Theists certainly do not preach the value of political equality when it comes between humans and God. Let us assume that some interstellar race were to come upon our little planet. Let us assume that they are vastly more intelligent than we are, and significantly more powerful. This combination of intelligence and power still would not give them a right to rule. It does not give us a duty to obey. We are still, by right, political equals, since neither has an intrinsic right to rule the other.

God’s Right to Rule

The same principle applies to God, as it turns out. Let us assume that there was a God, and that this creature created us and populated the planet with us. We may be grateful to such a being and buy him a present on his birthday. However, even this generosity does not give God a right to rule, nor does it give us a duty to obey. If somebody were to save my life, I would be grateful, but I would have no obligation to become his slave and obey his every wish, putting his will above mine in all things. I have a right of refusal.

Denying this is to deny the principle of political equality, while at the same time telling us that a right to political equality is a moral absolute.

Atheism simply has no problem with the concept of political equality. On the other hand, atheists would have a great deal of difficulty denying the principle of political equality. The atheist would somehow have to come up with a theory to explain where a natural right to rule and a natural duty to obey comes from. A theist will find it easy to deny political equality – and did so for thousands of years. The theist says that the right to rule and the duty to obey comes from God. The atheist does not have that option. So, many atheists find that they are stuck. They have no choice but to assert political equality. There is no evidence that something exists that would break this tie.


Kellygorski said...

I just wrote about morality a bit ago, but then I saw this challenge on FA's site, and I thought, Well, well, well,maybe we are all cosmically connected after all.

Your entry was much better than mine, however. Well said!

Anonymous said...

Excellent points. I noticed this question coming up recently too.

I wonder if you'd agree with me that defining human rights is ultimately an act of social agreement (with input from culture and, hopefully, design principles)? Or do you think a set of objective and well-defined inalienable rights can be reached through reason?

(Or as certain theists might phrase it, are human rights as absolute as 2+2=4?)

Anonymous said...

In answer to B-H,

Rights are a means to achieve some value (perhaps maximization of desire fulfillment). There must be a social agreement on what that value is, but once that is determined, one can use reason with scientifically established facts to derive the set of rights most likely to achieve the desired value for the population.

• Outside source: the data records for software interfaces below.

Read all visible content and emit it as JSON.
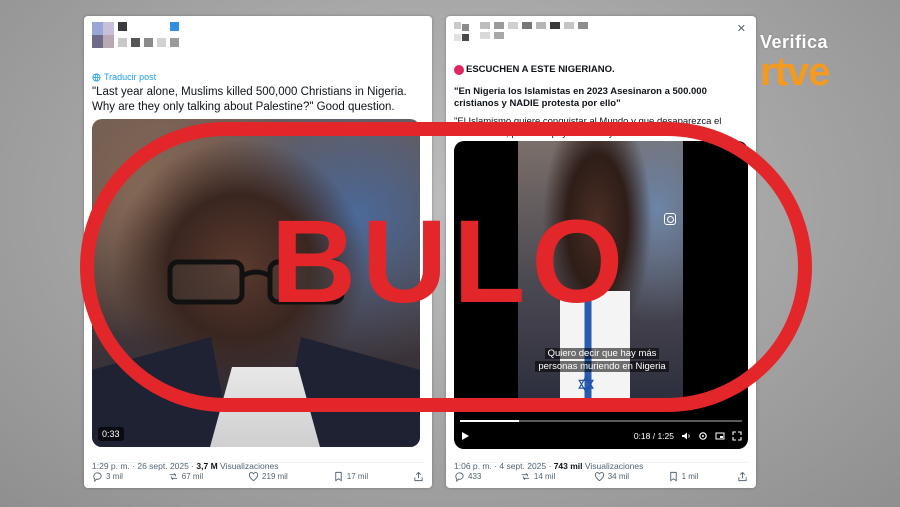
{
  "brand": {
    "verifica": "Verifica",
    "rtve": "rtve"
  },
  "overlay": {
    "stamp_text": "BULO",
    "stamp_color": "#e3262a"
  },
  "left_post": {
    "translate_label": "Traducir post",
    "text": "\"Last year alone, Muslims killed 500,000 Christians in Nigeria. Why are they only talking about Palestine?\" Good question.",
    "video_duration": "0:33",
    "timestamp": "1:29 p. m. · 26 sept. 2025 · ",
    "views_count": "3,7 M",
    "views_label": " Visualizaciones",
    "actions": {
      "replies": "3 mil",
      "reposts": "67 mil",
      "likes": "219 mil",
      "bookmarks": "17 mil"
    }
  },
  "right_post": {
    "heading": "ESCUCHEN A ESTE NIGERIANO.",
    "quote": "\"En Nigeria los Islamistas en 2023 Asesinaron a 500.000 cristianos y NADIE protesta por ello\"",
    "body": "\"El Islamismo quiere conquistar al Mundo y que desaparezca el Cristianismo, por eso Apoyo a Israel y al Pueblo Judío\"",
    "subtitle_line1": "Quiero decir que hay más",
    "subtitle_line2": "personas muriendo en Nigeria",
    "video_time": "0:18 / 1:25",
    "video_progress": 0.21,
    "timestamp": "1:06 p. m. · 4 sept. 2025 · ",
    "views_count": "743 mil",
    "views_label": " Visualizaciones",
    "actions": {
      "replies": "433",
      "reposts": "14 mil",
      "likes": "34 mil",
      "bookmarks": "1 mil"
    }
  },
  "colors": {
    "accent_blue": "#1d9bf0",
    "rtve_orange": "#f39a1f",
    "stamp_red": "#e3262a"
  }
}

Ron Hager said...

Faith in politics is the problem not the solution. Politics like charity will work better without any hint of faith or religion or lack thereof.

Recently some blogs, notably Uncertain Principles, and mine, have been listing and discussing charities that are non-religious. For those of us that would rather give to a charity that does not pray, preach, evangelize, proselytize and etc. I have collected a short list of those that seem to be most popular and successful.

Someone, please show me how these charities do not reflect the highest moral qualities of Homo Sapiens Sapiens. Clearly you can not do that with lying through your teeth.

It is a shame that with faith, politics has never come anywhere close to the moral qualities of these charities.

Alternative Gifts International
Amnesty International
Bill & Melinda Gates Foundation
Doctors Without Borders
Freedom from Hunger
FINCA International
Heifer International
International Aids Vaccine Initiative
Kiva - Loans that change lives
Mercy Corps
Oxfam International
Partners In Health (PIH), Health Care for the Poor
PATH A catalyst for global health
Pathfinder International Changing Lives, Saving Lives
Planned Parenthood Federation of America, Inc.
Second Harvest
Southern Poverty Law Center
TechnoServe - Business Solutions to Rural Poverty
The Nature Conservancy
WHO World Health Organization